Graduates

Royal Mail graduates arrive at the Prostate Cancer UK London office having cycled from Cardiff

It wasn’t just money that was raised through our partnership with Royal Mail, they helped us spread awareness of prostate cancer across the UK (including within their own workforce). Through taking part in our awareness campaigns such as the Sledgehammer Fund and Men United v prostate cancer, and distributing thousands of our Know your prostate guides, they’ve helped us increase the understanding and awareness of this horrible disease.

Royal Mail take a sledgehammer to prostate cancer

Royal Mail take a sledgehammer to prostate cancer

With partnerships as strong as these, now and in the future, I’m confident that we will crack prostate cancer. On behalf of Prostate Cancer UK, thank you to everyone at Royal Mail for all your hard work and support. You have made a real difference to the lives of men with prostate cancer, and there’s no better tribute than that.

Footballers’ focus on prostate cancer

Through our partnership with The Football League, we’re in and out of grounds almost on a daily basis. We’re on the back of every single Football League player, are serenaded by the England Supporters’ Band, and supported by top internationals for our own goal (sorry) of making life better for men with prostate cancer. This Sunday is no exception. Continue reading

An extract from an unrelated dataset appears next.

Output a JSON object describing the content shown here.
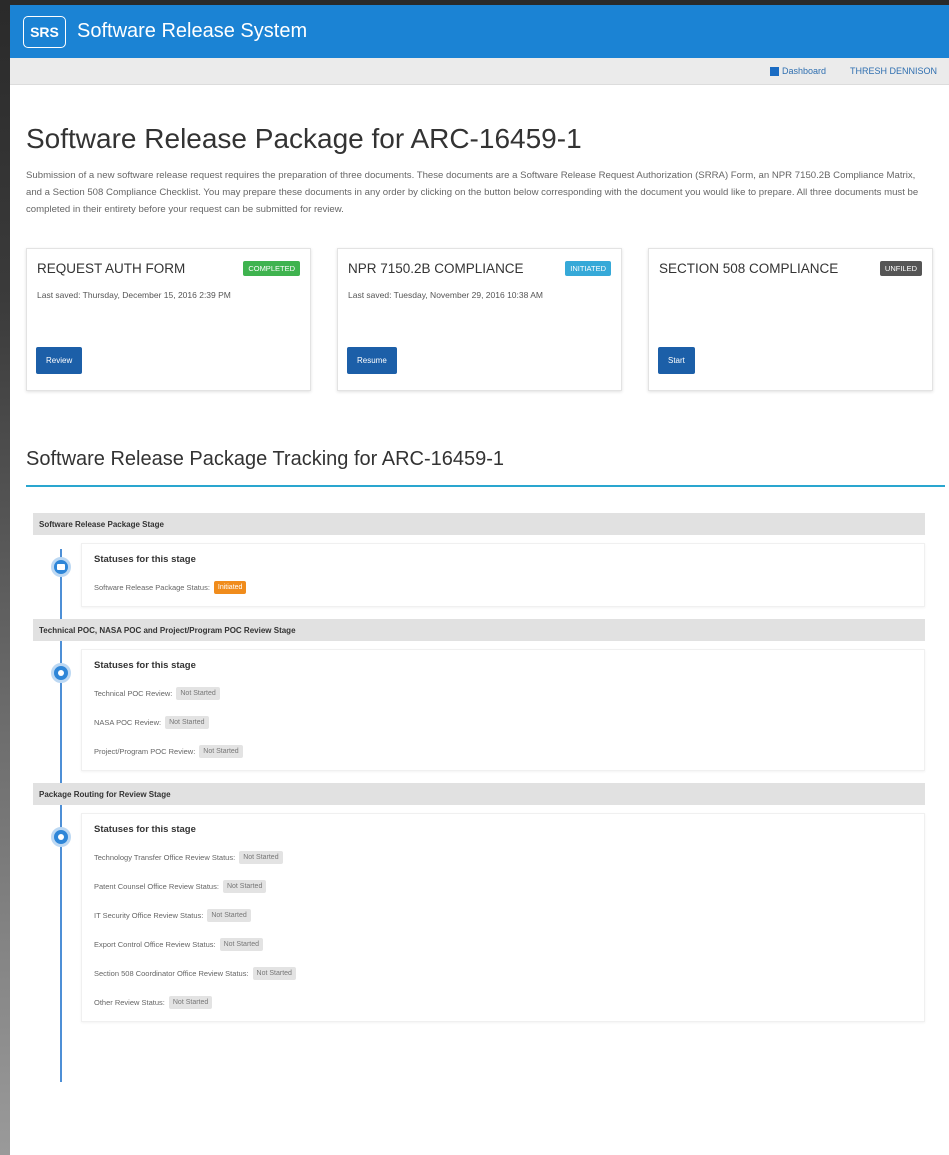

Manupandmakeup – Men United at its best

Sam_selfie

Sam from Prostate Cancer UK does a ‘manupandmakeup’ selfie

It wasn’t that long ago that fundraising for charity meant sitting in a bath full of beans for twenty minutes, chasing people for money with a tatty bit of paper, and trying desperately to decipher the scribbles of Debbie from Accounts to see whether she’d sponsored you £2 or £2.50. How times have changed.

Continue reading

Men United v Prostate Cancer

Bill Bailey and Men United

Bill Bailey is spearheading our Men United campaign

For many men in the UK, today is just another ordinary day. They’ll be getting up for work, slowly making their way to the office – it is a Friday after all – and getting on with working through just one more day before the weekend. But for around 100 men today, the next 24 hours will be indelibly scorched into their memories as the day they found out they had prostate cancer. It’s for these men – the 40,000 men diagnosed every year, the 10,000 who die, and the 250,000 men currently living with the disease – that we fight. Continue reading